Washington Congress' top Democrats demanded quick action on the subprime mortgage crisis, saying President Bush has been slow to address a situation that could cost millions of people their homes.
"This is a national crisis. Too bad it's taken so long to realize that we have a crisis," Senate Majority Leader Harry Reid, of Nevada, said at a joint news conference with House Speaker Nancy Pelosi, of California.
Pelosi, Reid and other Democrats want Bush to appoint a special adviser to coordinate the federal response to the subprime mortgage crisis.
"The subprime crisis demands action, and we're working to protect families who have lost their home or are in danger of foreclosure," Pelosi said.
For two years, President Bush has sought legislation revamping the Federal Housing Administration but has not gotten anything, said Housing and Urban Development Secretary Alphonso Jackson. "To place even one family at risk is irresponsible, and Congress should stop playing politics with homeowners' financial security," Jackson said.
The Democrats are trying to pressure the White House and congressional Republicans into supporting their efforts to alleviate the mortgage mess.
Foreclosure filings in August more than doubled nationwide from the same period a year ago and jumped 36 percent from July, according to RealtyTrac Inc. The filings include default notices, auction sale notices and bank repossessions.

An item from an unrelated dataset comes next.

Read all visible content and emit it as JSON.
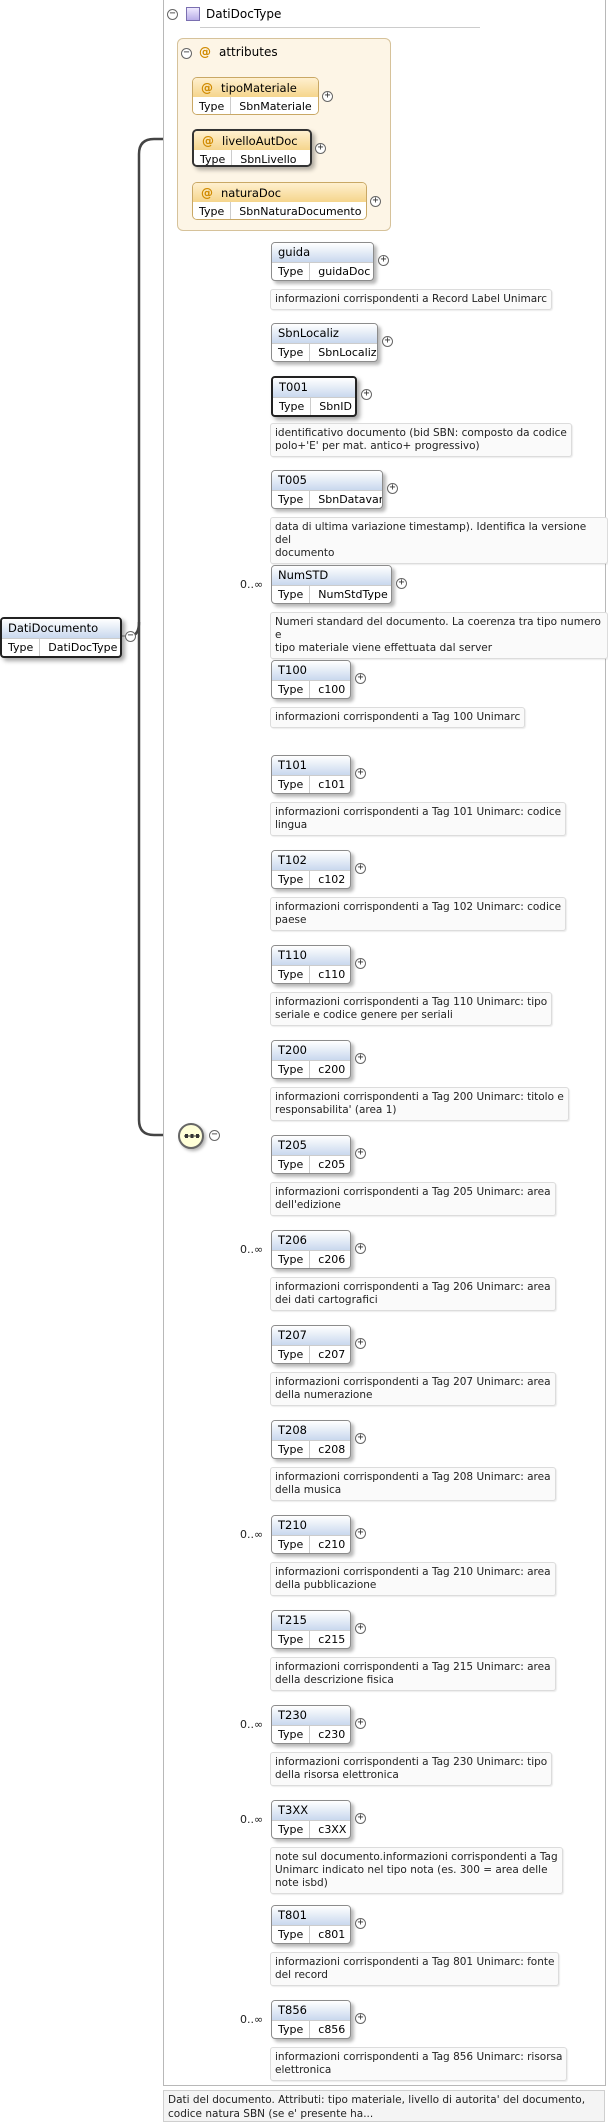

Many of the foreclosures are caused by subprime mortgages - home loans made to people with weak credit histories. Many of those adjustable rate loans start out with low interest rates, but then reset to higher rates a few years down the road, bringing monthly mortgages up to prices many homeowners cannot afford.
More than 2 million adjustable rate mortgages are scheduled to reset by the end of 2008.
Bush last month acknowledged "some unsettling times" in the country's housing and credit markets. He has proposed expanding eligibility requirements for refinancing loans guaranteed by the Federal Housing Administration under a new program to be called FHA Secure.
Democrats say that is not enough: "If the administration does not act, then Congress should," said Sen. Charles Schumer, D-N.Y.
They repeated their demands for the White House to support more government spending to help homeowners avoid foreclosure, to increase the portfolio caps for home-loan finance companies Fannie Mae and Freddie Mac, and to agree to their plans to modernize the Federal Housing Administration.
The government last month slightly increased the investment portfolio caps for Fannie Mae and Freddie Mac, but the action did not go as far as Democrats had hoped.
When asked what Congress was doing, Rep. Barney Frank, D-Mass. and head of the House Financial Services Committee, pointed out various bills that Democrats have been trying to move in the House and Senate this year.
The House in September passed legislation allowing the FHA to back refinanced loans for tens of thousands of borrowers who are delinquent on payments because their mortgages are resetting to sharply higher rates from low initial levels. The Senate has passed a bill that would provide $200 million to help build up the network of nonprofit groups that help borrowers facing problems with subprime mortgages.